Zimbabwe’s public workers have accepted a 29 per cent salary hike for the lowest paid employees, which the government says will cushion them against double-digit inflation, unions said on Thursday.
Civil servants in the southern African nation twice rejected a lower government wage offer in January but had been divided over a strike, which led to teachers briefly walking out of their jobs.
Zimbabwe was gripped by a severe U.S. dollar crunch, causing shortages of fuel, food and medicine and dashing hopes among citizens that the economy would quickly recover after years of sputtering under Robert Mugabe, who was removed after a coup in 2017.
An agreement signed by the government and the top public workers’ union Apex Council said “a cost of living adjustment of 400 million dollars (will) be effected across the board for all members of the public service with effect from 1 April.”
That means the lowest paid worker would now earn a monthly gross salary of 570 dollars from 441 dollars, said an official from Apex Council, which represents 16 public sector unions.
Zimbabwe’s central bank last month ditched a discredited 1:1 dollar peg for its surrogate bond notes and electronic dollars and merged them into a lower-value transitional currency called the RTGS dollar.
Public workers would also be able to import vehicles without paying import duty and the government would provide buses to transport the workers, the agreement said.
Analysts say wage pressures could see inflation accelerate, but Finance Minister Mthuli Ncube has said any salary increases would be within its 8 billion dollars budget for 2019.
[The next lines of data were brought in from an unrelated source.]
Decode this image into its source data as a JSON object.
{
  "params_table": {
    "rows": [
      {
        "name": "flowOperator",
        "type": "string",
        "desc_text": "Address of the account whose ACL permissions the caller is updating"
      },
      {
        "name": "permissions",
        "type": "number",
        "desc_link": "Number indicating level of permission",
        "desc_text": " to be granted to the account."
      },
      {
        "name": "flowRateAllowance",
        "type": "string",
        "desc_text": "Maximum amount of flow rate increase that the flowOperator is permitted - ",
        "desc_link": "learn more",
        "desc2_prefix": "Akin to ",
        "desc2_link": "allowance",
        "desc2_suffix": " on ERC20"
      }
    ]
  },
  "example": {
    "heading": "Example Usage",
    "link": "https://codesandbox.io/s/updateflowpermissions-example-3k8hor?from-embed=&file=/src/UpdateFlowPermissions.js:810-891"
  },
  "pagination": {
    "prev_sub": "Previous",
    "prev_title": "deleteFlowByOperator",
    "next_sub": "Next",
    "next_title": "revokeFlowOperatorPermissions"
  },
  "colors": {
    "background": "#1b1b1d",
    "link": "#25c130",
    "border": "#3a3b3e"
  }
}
Ncube said this week he expected the annual inflation rate to fall to below 10 per cent by the end of the year from 59.39 per cent in February because the government would cut its budget deficit by half.